So I just went to the iTunes Store to purchase the new Elders of Zion EP. Elders of Zion is the musical project of my friend and longtime collaborator Joel Schalit (who also has a new blog), and I was excited to get the album.
Now, normally I don’t buy from iTunes in general, since I don’t believe in purchasing music with DRM or that requires a specific platform to play (ie, what happens to the music and my rights to listen to it when Apple goes out of business?). But I made a special exception for Joel.
Except that his album is only for sale in the U.S. store, and I can only buy music from the Canadian store because my Apple account is registered in Canada. I could change my country for my Apple account, except that I have a bunch of applecare agreements on the same user ID that I wouldn’t want to screw up. Granted, this may be the fault of the label and not iTunes, but it’s disappointing either way.
Just another example of how the internet facilitates quick and easy exchange of music, and how some for profit enterprises — many of whom stand to profit mightily from it — are obsessed with finding new ways to control it.
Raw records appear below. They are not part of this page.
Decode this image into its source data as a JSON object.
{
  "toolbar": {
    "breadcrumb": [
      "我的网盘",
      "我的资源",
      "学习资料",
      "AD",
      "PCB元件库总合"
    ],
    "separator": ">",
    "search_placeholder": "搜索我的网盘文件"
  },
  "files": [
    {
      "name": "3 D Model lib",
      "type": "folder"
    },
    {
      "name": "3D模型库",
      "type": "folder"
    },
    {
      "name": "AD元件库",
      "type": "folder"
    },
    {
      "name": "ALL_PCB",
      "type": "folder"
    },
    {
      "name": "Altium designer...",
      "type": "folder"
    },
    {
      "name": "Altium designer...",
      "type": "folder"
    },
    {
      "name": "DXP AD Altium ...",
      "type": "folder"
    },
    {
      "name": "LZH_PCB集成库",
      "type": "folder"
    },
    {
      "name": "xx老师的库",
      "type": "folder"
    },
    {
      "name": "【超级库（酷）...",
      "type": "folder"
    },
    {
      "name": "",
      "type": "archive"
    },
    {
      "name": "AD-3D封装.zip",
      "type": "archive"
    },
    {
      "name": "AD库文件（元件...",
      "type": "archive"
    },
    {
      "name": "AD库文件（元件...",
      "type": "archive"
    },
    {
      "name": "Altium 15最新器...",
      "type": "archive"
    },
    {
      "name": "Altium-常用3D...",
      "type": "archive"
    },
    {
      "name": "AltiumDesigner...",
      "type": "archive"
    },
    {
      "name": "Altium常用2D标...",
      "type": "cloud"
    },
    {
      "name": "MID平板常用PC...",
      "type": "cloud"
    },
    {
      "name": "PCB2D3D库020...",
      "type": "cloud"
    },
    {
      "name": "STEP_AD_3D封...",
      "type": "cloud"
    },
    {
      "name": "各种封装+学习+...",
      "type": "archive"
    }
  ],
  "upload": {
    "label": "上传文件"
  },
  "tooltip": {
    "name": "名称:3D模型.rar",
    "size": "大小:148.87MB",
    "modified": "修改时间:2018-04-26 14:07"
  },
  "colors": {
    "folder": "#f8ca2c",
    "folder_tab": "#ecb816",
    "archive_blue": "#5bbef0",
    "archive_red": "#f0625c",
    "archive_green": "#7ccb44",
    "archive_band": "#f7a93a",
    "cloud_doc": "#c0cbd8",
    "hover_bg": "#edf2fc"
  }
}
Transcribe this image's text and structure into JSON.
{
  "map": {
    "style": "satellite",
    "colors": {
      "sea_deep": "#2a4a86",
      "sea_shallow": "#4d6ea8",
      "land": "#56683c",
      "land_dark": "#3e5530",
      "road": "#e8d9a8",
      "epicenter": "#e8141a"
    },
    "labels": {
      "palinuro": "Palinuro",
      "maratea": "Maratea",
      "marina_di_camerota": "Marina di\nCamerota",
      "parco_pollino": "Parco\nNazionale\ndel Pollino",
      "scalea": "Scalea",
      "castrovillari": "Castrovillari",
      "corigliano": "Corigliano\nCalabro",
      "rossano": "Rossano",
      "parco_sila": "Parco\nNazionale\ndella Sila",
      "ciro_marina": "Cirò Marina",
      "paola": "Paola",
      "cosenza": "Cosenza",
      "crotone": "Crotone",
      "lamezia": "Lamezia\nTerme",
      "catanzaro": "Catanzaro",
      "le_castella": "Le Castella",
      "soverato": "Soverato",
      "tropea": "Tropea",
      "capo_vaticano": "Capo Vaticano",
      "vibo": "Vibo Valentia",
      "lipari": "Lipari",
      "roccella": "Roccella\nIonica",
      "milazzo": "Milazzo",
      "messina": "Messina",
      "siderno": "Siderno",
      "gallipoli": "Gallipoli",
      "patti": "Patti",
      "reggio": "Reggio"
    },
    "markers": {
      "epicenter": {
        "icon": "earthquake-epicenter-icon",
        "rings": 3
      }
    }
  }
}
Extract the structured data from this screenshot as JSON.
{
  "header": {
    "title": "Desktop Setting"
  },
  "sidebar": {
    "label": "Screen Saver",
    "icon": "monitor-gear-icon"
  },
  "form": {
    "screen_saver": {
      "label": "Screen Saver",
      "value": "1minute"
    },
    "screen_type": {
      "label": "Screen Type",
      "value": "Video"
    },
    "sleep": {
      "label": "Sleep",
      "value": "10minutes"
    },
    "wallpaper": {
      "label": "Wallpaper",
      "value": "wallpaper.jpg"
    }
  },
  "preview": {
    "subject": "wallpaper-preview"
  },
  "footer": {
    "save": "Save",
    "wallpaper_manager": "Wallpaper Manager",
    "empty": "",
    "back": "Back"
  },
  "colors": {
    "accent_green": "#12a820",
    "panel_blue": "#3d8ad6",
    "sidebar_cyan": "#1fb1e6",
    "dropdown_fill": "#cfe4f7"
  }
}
1. I do hate the phrase “crippled content” which is a classically able-ist term. But I’m at a loss for how to properly insult digital content that would work except that some company has added some junk code or provision to make it harder to use — ostensibly to protect their profits. Suggestions?